**WHAT YOU ARE ASKED TO DO:** Restate all the data word for word and omit the pictures.

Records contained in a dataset
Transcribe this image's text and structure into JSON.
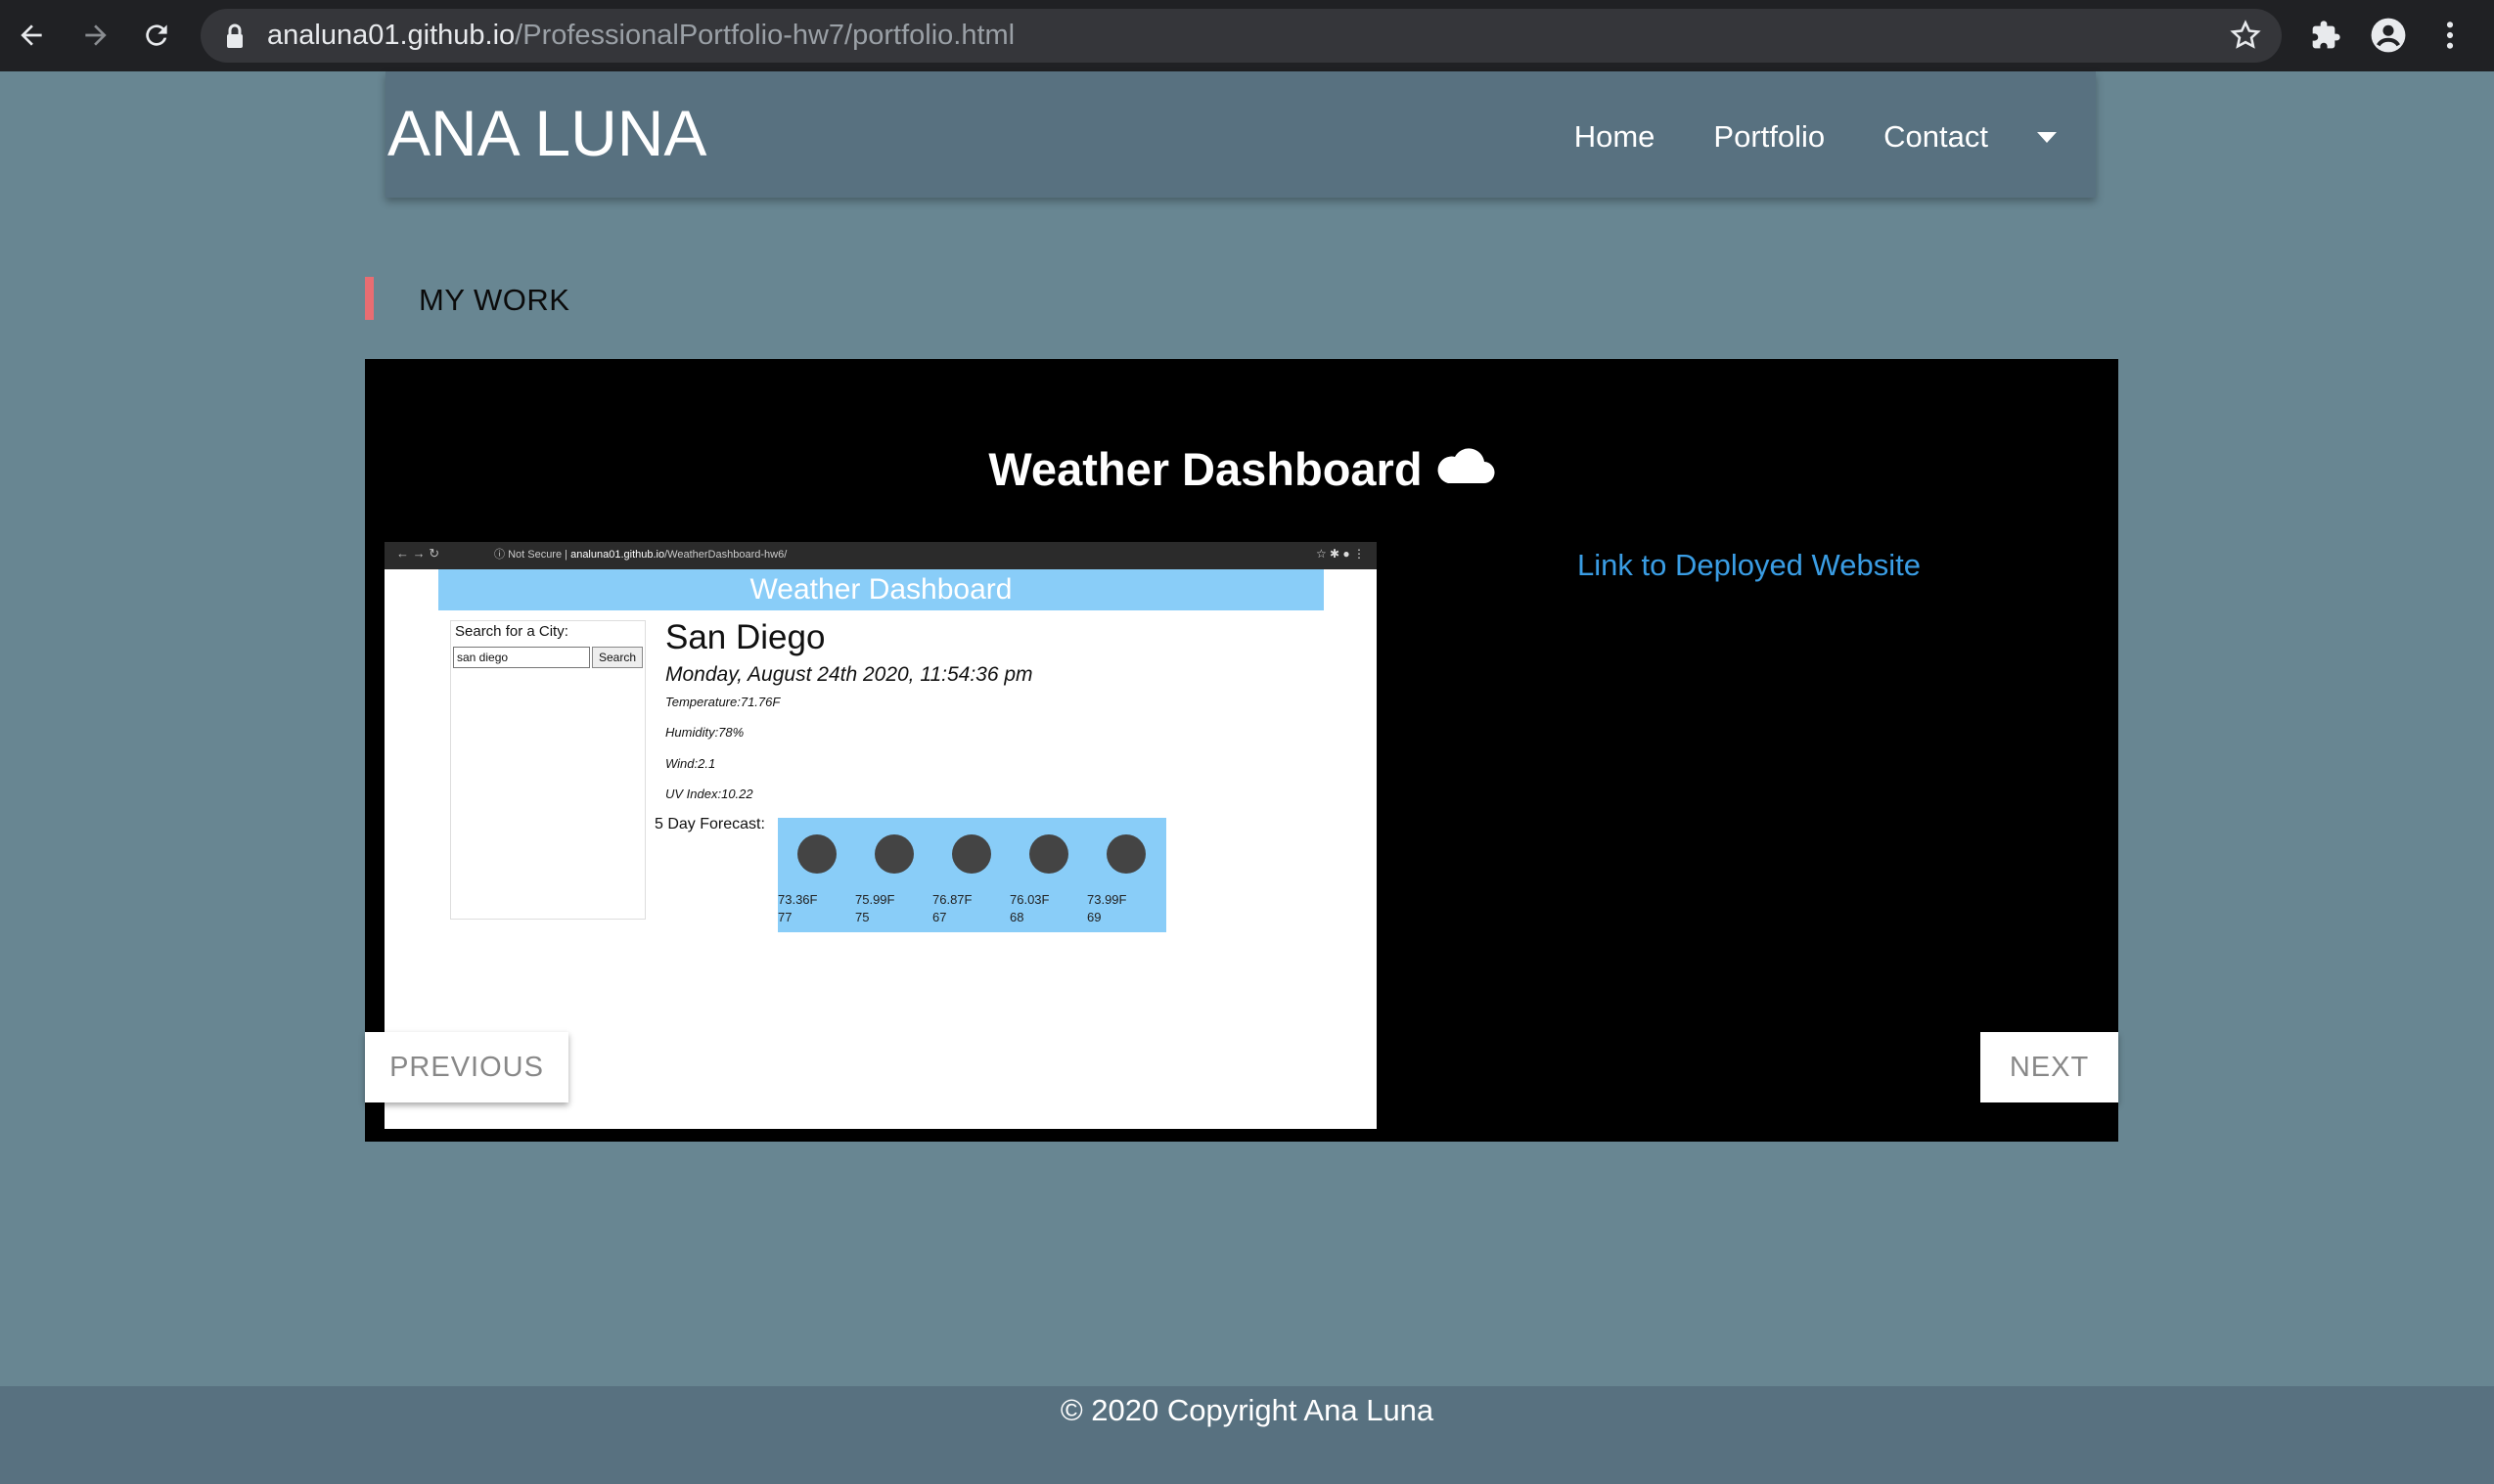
{
  "browser": {
    "url_host": "analuna01.github.io",
    "url_path": "/ProfessionalPortfolio-hw7/portfolio.html"
  },
  "header": {
    "brand": "ANA LUNA",
    "nav": [
      "Home",
      "Portfolio",
      "Contact"
    ]
  },
  "section": {
    "title": "MY WORK",
    "accent_color": "#e86d72"
  },
  "carousel": {
    "slide_title": "Weather Dashboard",
    "link_text": "Link to Deployed Website",
    "prev_label": "PREVIOUS",
    "next_label": "NEXT",
    "screenshot": {
      "security": "Not Secure",
      "url_host": "analuna01.github.io",
      "url_path": "/WeatherDashboard-hw6/",
      "banner": "Weather Dashboard",
      "search_label": "Search for a City:",
      "search_value": "san diego",
      "search_button": "Search",
      "city": "San Diego",
      "date": "Monday, August 24th 2020, 11:54:36 pm",
      "stats": [
        "Temperature:71.76F",
        "Humidity:78%",
        "Wind:2.1",
        "UV Index:10.22"
      ],
      "forecast_label": "5 Day Forecast:",
      "forecast": [
        {
          "temp": "73.36F",
          "humidity": "77"
        },
        {
          "temp": "75.99F",
          "humidity": "75"
        },
        {
          "temp": "76.87F",
          "humidity": "67"
        },
        {
          "temp": "76.03F",
          "humidity": "68"
        },
        {
          "temp": "73.99F",
          "humidity": "69"
        }
      ]
    }
  },
  "footer": {
    "text": "© 2020 Copyright Ana Luna"
  },
  "colors": {
    "page_bg": "#688692",
    "header_bg": "#587180",
    "link": "#3a9de4"
  }
}
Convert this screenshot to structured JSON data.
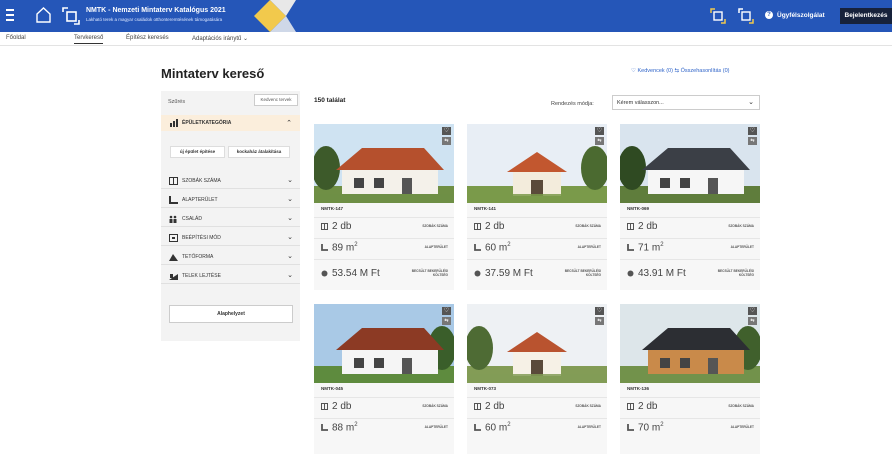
{
  "header": {
    "title": "NMTK - Nemzeti Mintaterv Katalógus 2021",
    "subtitle": "Lakható terek a magyar családok otthonteremtésének támogatására",
    "help_label": "Ügyfélszolgálat",
    "login_label": "Bejelentkezés",
    "brand_color": "#2556b8"
  },
  "nav": {
    "items": [
      "Főoldal",
      "Tervkereső",
      "Építész keresés",
      "Adaptációs iránytű ⌄"
    ],
    "active": "Tervkereső"
  },
  "page": {
    "title": "Mintaterv kereső",
    "favorites_link": "Kedvencek (0)",
    "compare_link": "Összehasonlítás (0)"
  },
  "sidebar": {
    "filter_tab": "Szűrés",
    "favorites_button": "Kedvenc tervek",
    "category_label": "ÉPÜLETKATEGÓRIA",
    "chips": [
      "új épület építése",
      "kockaház átalakítása"
    ],
    "facets": [
      "SZOBÁK SZÁMA",
      "ALAPTERÜLET",
      "CSALÁD",
      "BEÉPÍTÉSI MÓD",
      "TETŐFORMA",
      "TELEK LEJTÉSE"
    ],
    "reset_button": "Alaphelyzet"
  },
  "results": {
    "count": "150 találat",
    "sort_label": "Rendezés módja:",
    "sort_value": "Kérem válasszon..."
  },
  "labels": {
    "rooms": "SZOBÁK SZÁMA",
    "area": "ALAPTERÜLET",
    "cost": "BECSÜLT BEKERÜLÉSI KÖLTSÉG"
  },
  "cards": [
    {
      "code": "NMTK-147",
      "rooms": "2 db",
      "area": "89 m",
      "cost": "53.54 M Ft"
    },
    {
      "code": "NMTK-141",
      "rooms": "2 db",
      "area": "60 m",
      "cost": "37.59 M Ft"
    },
    {
      "code": "NMTK-069",
      "rooms": "2 db",
      "area": "71 m",
      "cost": "43.91 M Ft"
    },
    {
      "code": "NMTK-045",
      "rooms": "2 db",
      "area": "88 m",
      "cost": ""
    },
    {
      "code": "NMTK-073",
      "rooms": "2 db",
      "area": "60 m",
      "cost": ""
    },
    {
      "code": "NMTK-136",
      "rooms": "2 db",
      "area": "70 m",
      "cost": ""
    }
  ],
  "area_unit_sup": "2"
}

**WRITTEN ANSWER:**
Transcribe this image's text and structure into JSON.
{
  "browser": {
    "url_host": "analuna01.github.io",
    "url_path": "/ProfessionalPortfolio-hw7/portfolio.html"
  },
  "header": {
    "brand": "ANA LUNA",
    "nav": [
      "Home",
      "Portfolio",
      "Contact"
    ]
  },
  "section": {
    "title": "MY WORK",
    "accent_color": "#e86d72"
  },
  "carousel": {
    "slide_title": "Weather Dashboard",
    "link_text": "Link to Deployed Website",
    "prev_label": "PREVIOUS",
    "next_label": "NEXT",
    "screenshot": {
      "security": "Not Secure",
      "url_host": "analuna01.github.io",
      "url_path": "/WeatherDashboard-hw6/",
      "banner": "Weather Dashboard",
      "search_label": "Search for a City:",
      "search_value": "san diego",
      "search_button": "Search",
      "city": "San Diego",
      "date": "Monday, August 24th 2020, 11:54:36 pm",
      "stats": [
        "Temperature:71.76F",
        "Humidity:78%",
        "Wind:2.1",
        "UV Index:10.22"
      ],
      "forecast_label": "5 Day Forecast:",
      "forecast": [
        {
          "temp": "73.36F",
          "humidity": "77"
        },
        {
          "temp": "75.99F",
          "humidity": "75"
        },
        {
          "temp": "76.87F",
          "humidity": "67"
        },
        {
          "temp": "76.03F",
          "humidity": "68"
        },
        {
          "temp": "73.99F",
          "humidity": "69"
        }
      ]
    }
  },
  "footer": {
    "text": "© 2020 Copyright Ana Luna"
  },
  "colors": {
    "page_bg": "#688692",
    "header_bg": "#587180",
    "link": "#3a9de4"
  }
}
Convert this screenshot to structured JSON data.
{
  "header": {
    "title": "NMTK - Nemzeti Mintaterv Katalógus 2021",
    "subtitle": "Lakható terek a magyar családok otthonteremtésének támogatására",
    "help_label": "Ügyfélszolgálat",
    "login_label": "Bejelentkezés",
    "brand_color": "#2556b8"
  },
  "nav": {
    "items": [
      "Főoldal",
      "Tervkereső",
      "Építész keresés",
      "Adaptációs iránytű ⌄"
    ],
    "active": "Tervkereső"
  },
  "page": {
    "title": "Mintaterv kereső",
    "favorites_link": "Kedvencek (0)",
    "compare_link": "Összehasonlítás (0)"
  },
  "sidebar": {
    "filter_tab": "Szűrés",
    "favorites_button": "Kedvenc tervek",
    "category_label": "ÉPÜLETKATEGÓRIA",
    "chips": [
      "új épület építése",
      "kockaház átalakítása"
    ],
    "facets": [
      "SZOBÁK SZÁMA",
      "ALAPTERÜLET",
      "CSALÁD",
      "BEÉPÍTÉSI MÓD",
      "TETŐFORMA",
      "TELEK LEJTÉSE"
    ],
    "reset_button": "Alaphelyzet"
  },
  "results": {
    "count": "150 találat",
    "sort_label": "Rendezés módja:",
    "sort_value": "Kérem válasszon..."
  },
  "labels": {
    "rooms": "SZOBÁK SZÁMA",
    "area": "ALAPTERÜLET",
    "cost": "BECSÜLT BEKERÜLÉSI KÖLTSÉG"
  },
  "cards": [
    {
      "code": "NMTK-147",
      "rooms": "2 db",
      "area": "89 m",
      "cost": "53.54 M Ft"
    },
    {
      "code": "NMTK-141",
      "rooms": "2 db",
      "area": "60 m",
      "cost": "37.59 M Ft"
    },
    {
      "code": "NMTK-069",
      "rooms": "2 db",
      "area": "71 m",
      "cost": "43.91 M Ft"
    },
    {
      "code": "NMTK-045",
      "rooms": "2 db",
      "area": "88 m",
      "cost": ""
    },
    {
      "code": "NMTK-073",
      "rooms": "2 db",
      "area": "60 m",
      "cost": ""
    },
    {
      "code": "NMTK-136",
      "rooms": "2 db",
      "area": "70 m",
      "cost": ""
    }
  ],
  "area_unit_sup": "2"
}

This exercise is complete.